One example was the award of a contract, worth 56.3 million meticais, for installing a data and voice network inside the Tribunal’s new headquarters, to the company Triana without any public tender.The Tribunal justified this on the grounds that it would have taken several months longer to install the system had the normal tendering procedures been followed. This excuse, Deloitte said, meant in reality there had been “a lack of adequate planning”. Furthermore, there was no evidence that Triana had presented the legally required bank guarantee for half the sum (28.1 million meticais).Deloitte found that, in a blatant conflict of interest, the Tribunal hired its own staff, including the Tribunal’s general secetary, Luis Herculano, as consultants. For this work, Herculano was paid almost 900,000 meticais on top of his normal wages for the year. Four other Tribunal staff members were also hired as consultants. In every case, payment to these “consultants” was authorised by the presiding judge of the Administrative Tribunal, Machatine Munguambe.The audit also found that staff members were exceeding the limits on their use of cell phones paid for out of the Tribunal budget. Each member of staff is entitled to an allowance of 2,000 meticais a month for mobile phone use. The Tribunal’s excuse for greatly exceeding this allowance is that its staff were using their phones to access the Internet, a possibility not considered when the Finance Ministry drew up the norms for communication allowances.Deloitte had no choice, however, to stick to the letter of the law. “The allowances are not authorised by the Minister of Finance, the only authority competent to authorise allowances and their limits:, it pointed out. The total excess cell phone payments detected by the audit amounted to over 746,000 meticais.The auditors also thought it “a grave financial irregularity” to pay in advance, with sums from one year’s budget, for goods and services for the following year. The Tribunal had done this in regard to cell phone payments – it paid 950,000 meticais to the phone companies M-Cel and Vodacom in late 2012 for 2013 invoices that it had not yet received.

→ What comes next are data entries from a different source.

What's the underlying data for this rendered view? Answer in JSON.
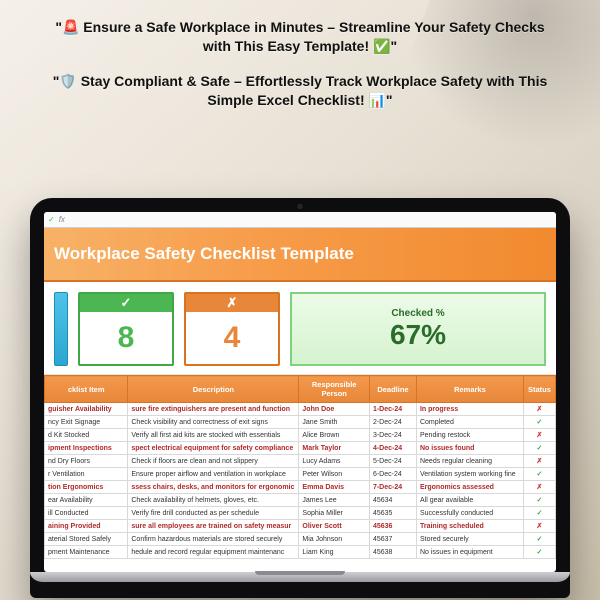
{
  "headlines": {
    "line1": "\"🚨 Ensure a Safe Workplace in Minutes – Streamline Your Safety Checks with This Easy Template! ✅\"",
    "line2": "\"🛡️ Stay Compliant & Safe – Effortlessly Track Workplace Safety with This Simple Excel Checklist! 📊\""
  },
  "fx": {
    "check": "✓",
    "label": "fx"
  },
  "title": "Workplace Safety Checklist Template",
  "cards": {
    "ok": {
      "mark": "✓",
      "value": "8"
    },
    "bad": {
      "mark": "✗",
      "value": "4"
    },
    "pct": {
      "label": "Checked %",
      "value": "67%"
    }
  },
  "columns": [
    "cklist Item",
    "Description",
    "Responsible Person",
    "Deadline",
    "Remarks",
    "Status"
  ],
  "rows": [
    {
      "item": "guisher Availability",
      "desc": "sure fire extinguishers are present and function",
      "person": "John Doe",
      "deadline": "1-Dec-24",
      "remarks": "In progress",
      "red": true,
      "ok": false
    },
    {
      "item": "ncy Exit Signage",
      "desc": "Check visibility and correctness of exit signs",
      "person": "Jane Smith",
      "deadline": "2-Dec-24",
      "remarks": "Completed",
      "red": false,
      "ok": true
    },
    {
      "item": "d Kit Stocked",
      "desc": "Verify all first aid kits are stocked with essentials",
      "person": "Alice Brown",
      "deadline": "3-Dec-24",
      "remarks": "Pending restock",
      "red": false,
      "ok": false
    },
    {
      "item": "ipment Inspections",
      "desc": "spect electrical equipment for safety compliance",
      "person": "Mark Taylor",
      "deadline": "4-Dec-24",
      "remarks": "No issues found",
      "red": true,
      "ok": true
    },
    {
      "item": "nd Dry Floors",
      "desc": "Check if floors are clean and not slippery",
      "person": "Lucy Adams",
      "deadline": "5-Dec-24",
      "remarks": "Needs regular cleaning",
      "red": false,
      "ok": false
    },
    {
      "item": "r Ventilation",
      "desc": "Ensure proper airflow and ventilation in workplace",
      "person": "Peter Wilson",
      "deadline": "6-Dec-24",
      "remarks": "Ventilation system working fine",
      "red": false,
      "ok": true
    },
    {
      "item": "tion Ergonomics",
      "desc": "ssess chairs, desks, and monitors for ergonomic",
      "person": "Emma Davis",
      "deadline": "7-Dec-24",
      "remarks": "Ergonomics assessed",
      "red": true,
      "ok": false
    },
    {
      "item": "ear Availability",
      "desc": "Check availability of helmets, gloves, etc.",
      "person": "James Lee",
      "deadline": "45634",
      "remarks": "All gear available",
      "red": false,
      "ok": true
    },
    {
      "item": "ill Conducted",
      "desc": "Verify fire drill conducted as per schedule",
      "person": "Sophia Miller",
      "deadline": "45635",
      "remarks": "Successfully conducted",
      "red": false,
      "ok": true
    },
    {
      "item": "aining Provided",
      "desc": "sure all employees are trained on safety measur",
      "person": "Oliver Scott",
      "deadline": "45636",
      "remarks": "Training scheduled",
      "red": true,
      "ok": false
    },
    {
      "item": "aterial Stored Safely",
      "desc": "Confirm hazardous materials are stored securely",
      "person": "Mia Johnson",
      "deadline": "45637",
      "remarks": "Stored securely",
      "red": false,
      "ok": true
    },
    {
      "item": "pment Maintenance",
      "desc": "hedule and record regular equipment maintenanc",
      "person": "Liam King",
      "deadline": "45638",
      "remarks": "No issues in equipment",
      "red": false,
      "ok": true
    }
  ],
  "marks": {
    "ok": "✓",
    "bad": "✗"
  }
}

The Tribunal has a perfectly good explanation for this. Because the monthly budget instalments are disbursed late by the Finance Ministry’s National Treasury Directorate, it made good sense to use funds left over from the 2012 financial year to ensure that the Tribunal could continue to operate normally in early 2013.Good sense it is – but the auditors can only operate within the law, and the Law on the State Financial Management System (SISTAFE) states categorically “Expenses can only be paid during the financial year for which they have been budgeted”.Deloitte also questioned the payment of almost 60 million meticais to the national airline LAM, for air tickets, vehicles hire and accommodation. The invoices for flights could not be related to specific tickets, and the invoices for car hire did not specify the type of vehicle hired and for how many days. Accommodation invoices did not specify the names of the persons concerned and the length of their stay.Without such details, said Deloitte, “it is impossible for us to confirm the integrity of all the sums paid to LAM”.It is embarrassing that the Administrative Tribunal, which is the highest audit body in